(THE CITY) September 20, 2019

After 12 years in the same building, Bruce Hackney and Tim Smith thought it was finally time to move on.

Steep rent increases in the years after a 2011 ownership change at their downtown complex, 10 Hanover Square, made the writing on the wall clear: Their $4,700 one-bedroom that had always cost the art industry professionals dearly would soon be entirely unaffordable, they said.

Then, as they started searching for a new place last week, a letter arrived: This year, the couple would be eligible for a rent-stabilized lease.

And in a New York miracle, their rent was actually going down — by about $500 a month.

“I thought, that can’t possibly be correct,” Smith said.

The couple’s landlord, UDR, did not respond to a request for comment. But given a recent court ruling affecting thousands of units in Lower Manhattan, the new stabilized lease offer makes sense.

Hackney and Smith’s building is one of dozens of properties that received a tax break known as 421-g, a 1990s-era abatement and exemption lasting up to 14 years and created to spur the conversion of downtown office buildings into residential apartments. The 493-unit Hanover Square building was once home to Goldman Sachs.

And because the 21-story property received the 421-g break, its tenants are legally owed rent-stabilized leases — and possibly back rent, under a six-to-one ruling in June from New York’s highest court.
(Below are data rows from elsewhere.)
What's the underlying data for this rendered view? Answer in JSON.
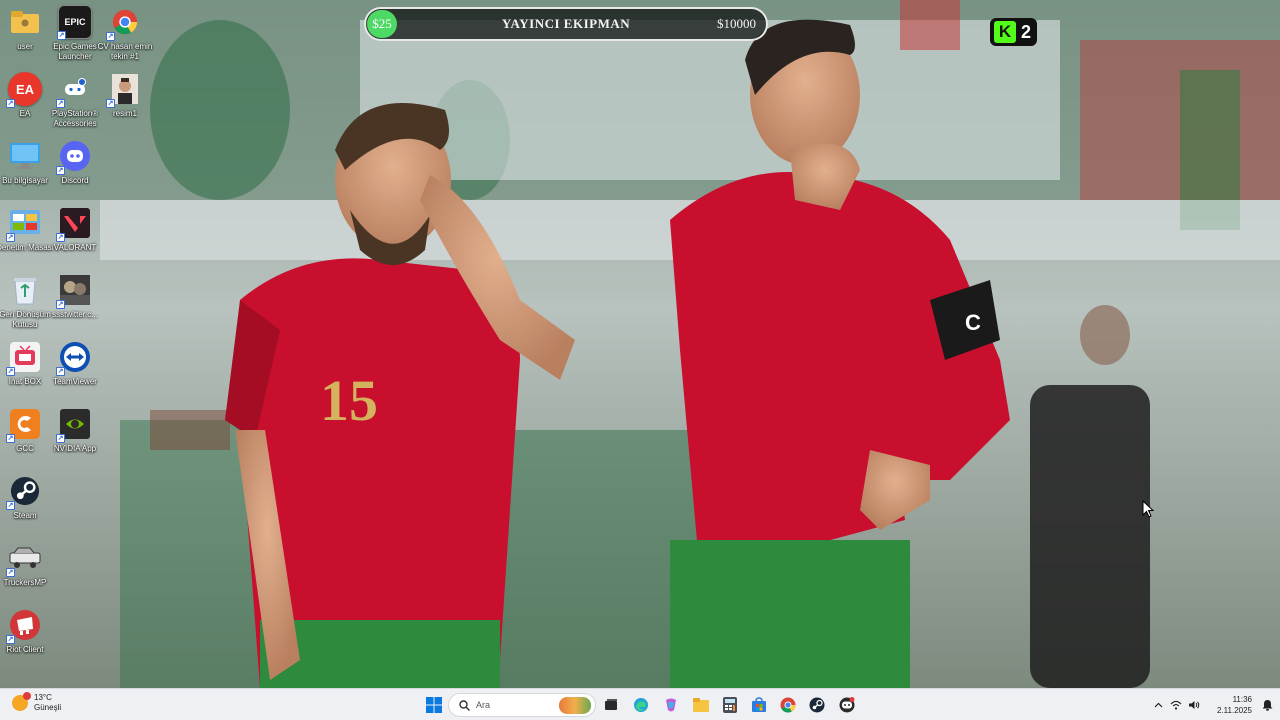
{
  "overlay": {
    "badge_amount": "$25",
    "title": "YAYINCI EKIPMAN",
    "goal_amount": "$10000",
    "kick_logo_letter": "K",
    "kick_count": "2"
  },
  "desktop_icons": [
    {
      "label": "user",
      "icon": "folder-icon",
      "color": "#f2c14e"
    },
    {
      "label": "Epic Games Launcher",
      "icon": "epic-games-icon",
      "color": "#1a1a1a",
      "glyph": "EPIC"
    },
    {
      "label": "CV hasan emin tekin #1",
      "icon": "chrome-icon",
      "color": "#ffffff"
    },
    {
      "label": "EA",
      "icon": "ea-icon",
      "color": "#e8362a",
      "glyph": "EA"
    },
    {
      "label": "PlayStation® Accessories",
      "icon": "playstation-icon",
      "color": "#1f5fd1"
    },
    {
      "label": "resim1",
      "icon": "photo-icon",
      "color": "#ffffff"
    },
    {
      "label": "Bu bilgisayar",
      "icon": "computer-icon",
      "color": "#3aa0e8"
    },
    {
      "label": "Discord",
      "icon": "discord-icon",
      "color": "#5865f2"
    },
    {
      "label": "Denetim Masası",
      "icon": "control-panel-icon",
      "color": "#6ab0e8"
    },
    {
      "label": "VALORANT",
      "icon": "valorant-icon",
      "color": "#ff4655"
    },
    {
      "label": "Geri Dönüşüm Kutusu",
      "icon": "recycle-bin-icon",
      "color": "#e8eef5"
    },
    {
      "label": "ssstwitter.c...",
      "icon": "video-file-icon",
      "color": "#555555"
    },
    {
      "label": "İnat BOX",
      "icon": "inat-box-icon",
      "color": "#f3f3f3"
    },
    {
      "label": "TeamViewer",
      "icon": "teamviewer-icon",
      "color": "#0e4fb3"
    },
    {
      "label": "GCC",
      "icon": "gcc-icon",
      "color": "#f07f1f"
    },
    {
      "label": "NVIDIA App",
      "icon": "nvidia-icon",
      "color": "#2b2b2b"
    },
    {
      "label": "Steam",
      "icon": "steam-icon",
      "color": "#1b2838"
    },
    {
      "label": "TruckersMP",
      "icon": "truckersmp-icon",
      "color": "#dddddd"
    },
    {
      "label": "Riot Client",
      "icon": "riot-client-icon",
      "color": "#d13639"
    }
  ],
  "taskbar": {
    "weather_temp": "13°C",
    "weather_desc": "Güneşli",
    "search_placeholder": "Ara",
    "pinned_apps": [
      "start-icon",
      "search-icon",
      "task-view-icon",
      "edge-icon",
      "copilot-icon",
      "file-explorer-icon",
      "calculator-icon",
      "store-icon",
      "chrome-icon",
      "steam-icon",
      "discord-icon"
    ],
    "time": "11:36",
    "date": "2.11.2025"
  }
}
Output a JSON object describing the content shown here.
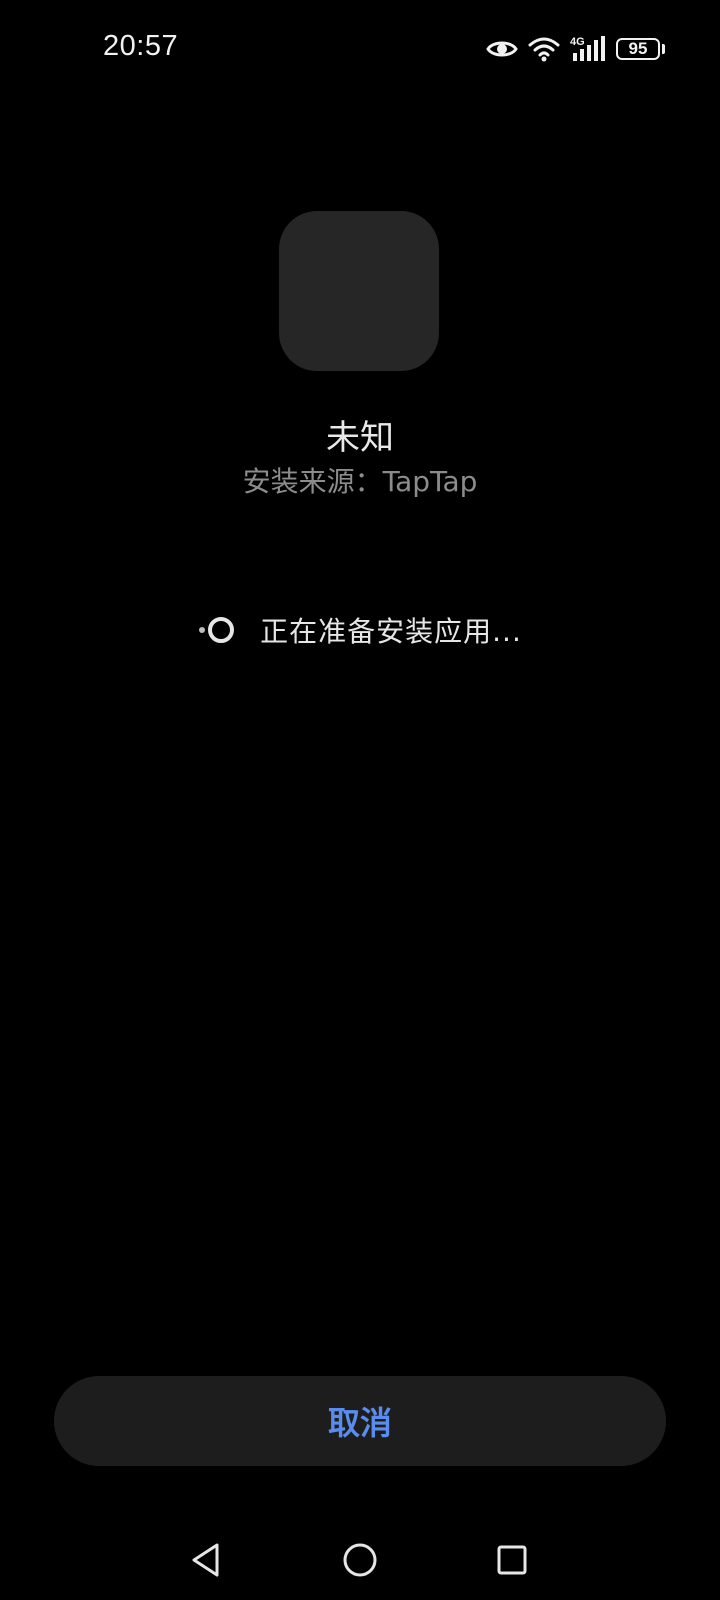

via Downtown Tenants and Landlords Skirmish Over Rent Reset.